    Elk Meadows Park Coming Soon - Max Broderick A partnership between the City of Manzanita and the Lower Nehalem Community Trust will soon present our community with an excep- tional 9-acre nature play park on Neptune Way near Nehalem Bay State Park and existing LNCT preserved lands. The park took shape in 2014 with a generous “bargain sale” by Dave and Toni Clay supplemented by LNCT’s adjacent conserva- tion parcel, Blacktail Ridge. Oregon’s Parks and Recrea- tion Department and LNCT’s community of supporters provided funding. Thanks to generous do- nations and grant awards, enough funding has been

    Winter 2016

    Our Mission To preserve land and nurture

    conservation values in partnership with an engaged community in the Nehalem region of the

    Oregon Coast.

    Our Conservation Values • Respect for all species

    • Species diversity

    • Clean water • Responsibility for human

    impact on nature

    • Living in harmony & balance with nature

    • Recognition that nature and natural systems sustain all life

    • Healthy habitats

    • Resilient ecosystems • Understanding the place

    in which we live • Learning as a process

    Board of Directors

    Allan Olson , Chair Jim Pendergrass, Treasurer David Sip, Secretary Dan Carroll Nancy Chase Jeremy Sappington Casey Storey

    Staff Dale Cramer Burr Executive Director dale@nehalemtrust.org

    Robert Wynia Development Director rob@nehalemtrust.org

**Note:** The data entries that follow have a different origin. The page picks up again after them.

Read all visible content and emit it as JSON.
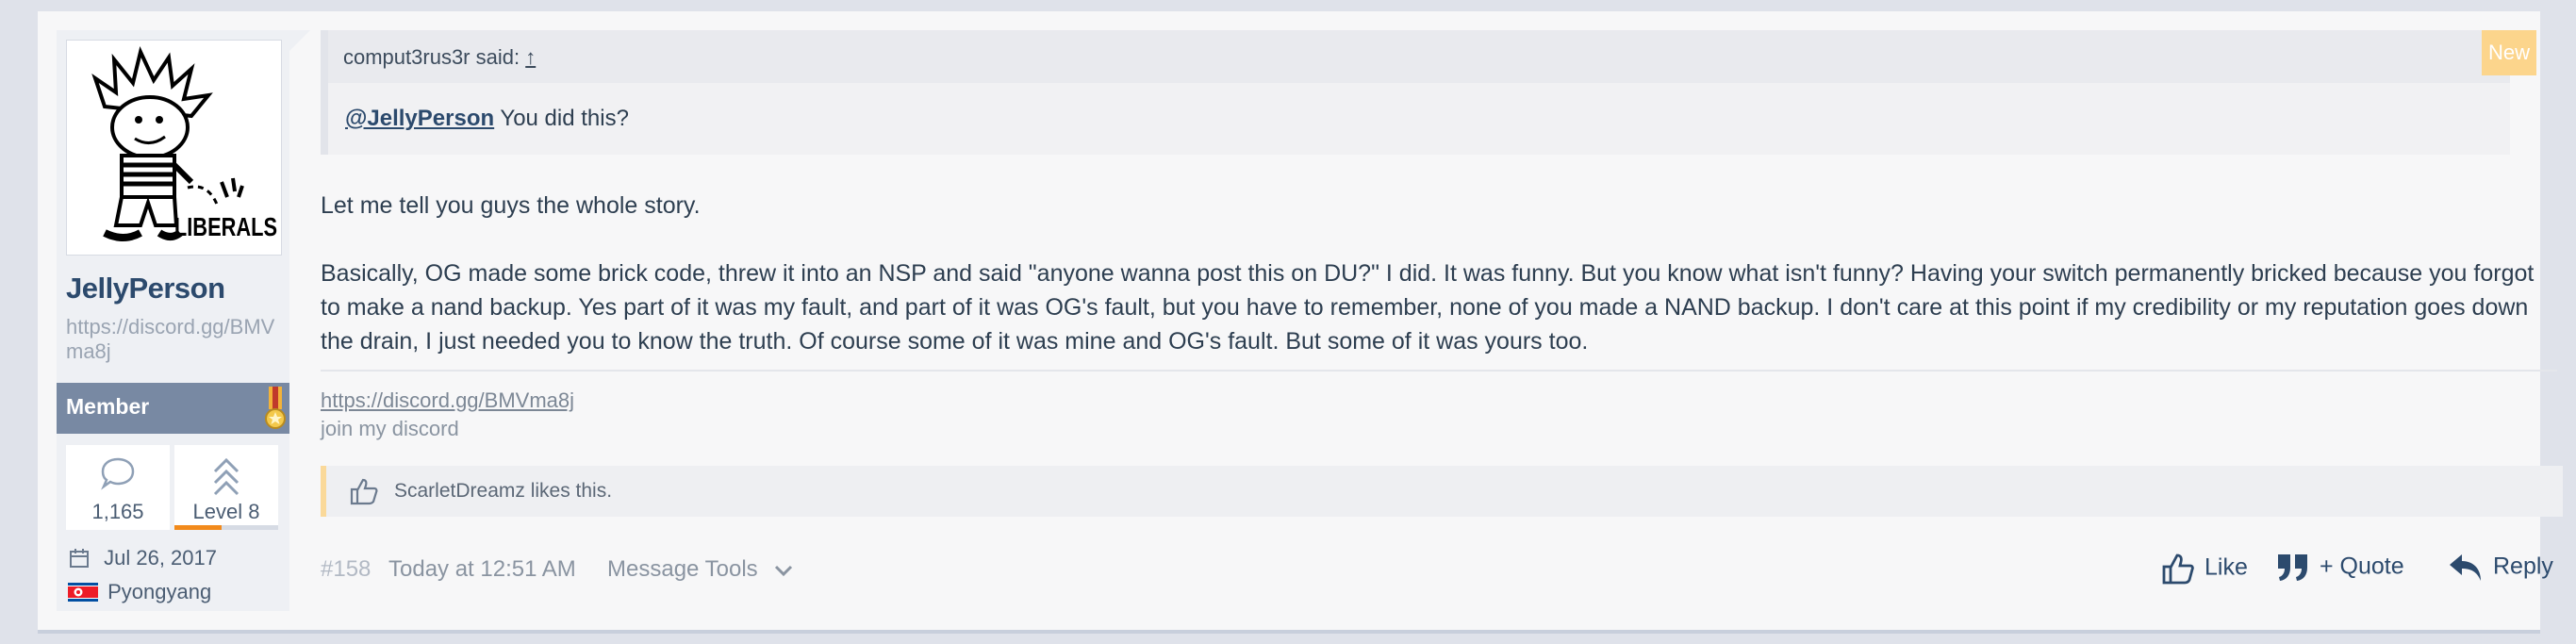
{
  "user": {
    "avatar_caption": "LIBERALS",
    "name": "JellyPerson",
    "link": "https://discord.gg/BMVma8j",
    "rank": "Member",
    "messages": "1,165",
    "level": "Level 8",
    "level_progress": 0.45,
    "joined": "Jul 26, 2017",
    "location": "Pyongyang"
  },
  "quote": {
    "author_line": "comput3rus3r said:",
    "arrow": "↑",
    "mention": "@JellyPerson",
    "text": " You did this?"
  },
  "badge": {
    "new": "New"
  },
  "message": {
    "p1": "Let me tell you guys the whole story.",
    "p2": "Basically, OG made some brick code, threw it into an NSP and said \"anyone wanna post this on DU?\" I did. It was funny. But you know what isn't funny? Having your switch permanently bricked because you forgot to make a nand backup. Yes part of it was my fault, and part of it was OG's fault, but you have to remember, none of you made a NAND backup. I don't care at this point if my credibility or my reputation goes down the drain, I just needed you to know the truth. Of course some of it was mine and OG's fault. But some of it was yours too."
  },
  "signature": {
    "link": "https://discord.gg/BMVma8j",
    "text": "join my discord"
  },
  "likes": {
    "text": "ScarletDreamz likes this."
  },
  "footer": {
    "post_number": "#158",
    "time": "Today at 12:51 AM",
    "tools": "Message Tools",
    "like": "Like",
    "quote": "+ Quote",
    "reply": "Reply"
  },
  "colors": {
    "accent": "#2c4a6d",
    "rank_bar": "#7889a3",
    "level_fill": "#f28a1b",
    "new_badge": "#fcd58c"
  }
}
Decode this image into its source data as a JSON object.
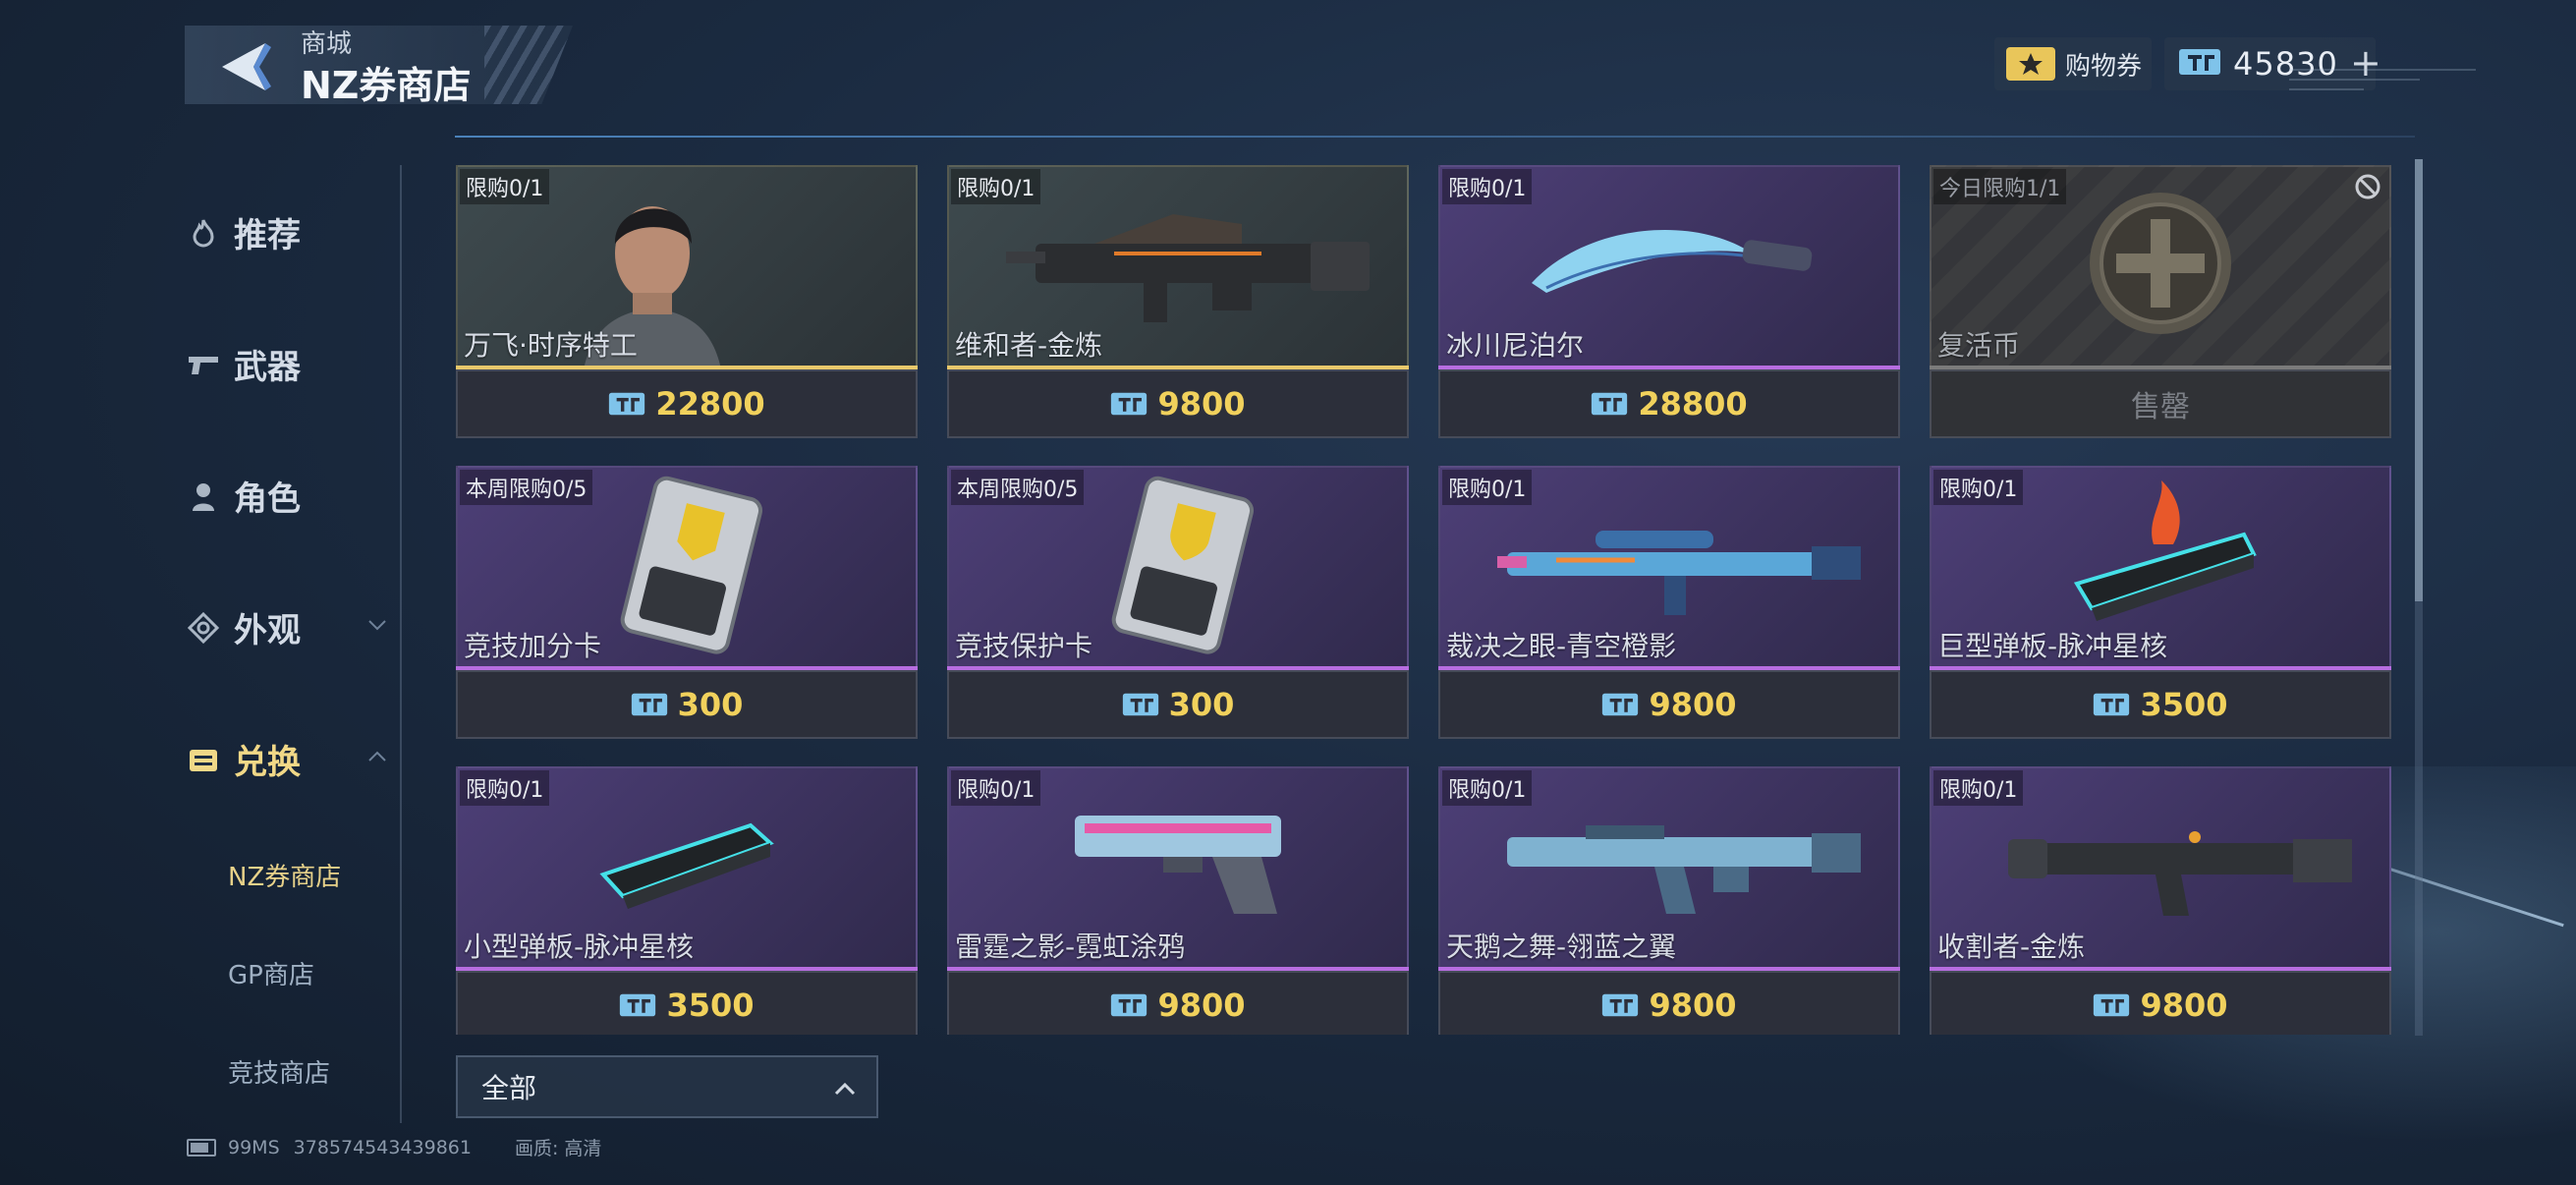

    Max Broderick Stewardship Coordinator max@nehalemtrust.org

    Karen Matthews Community Garden Coordinator karen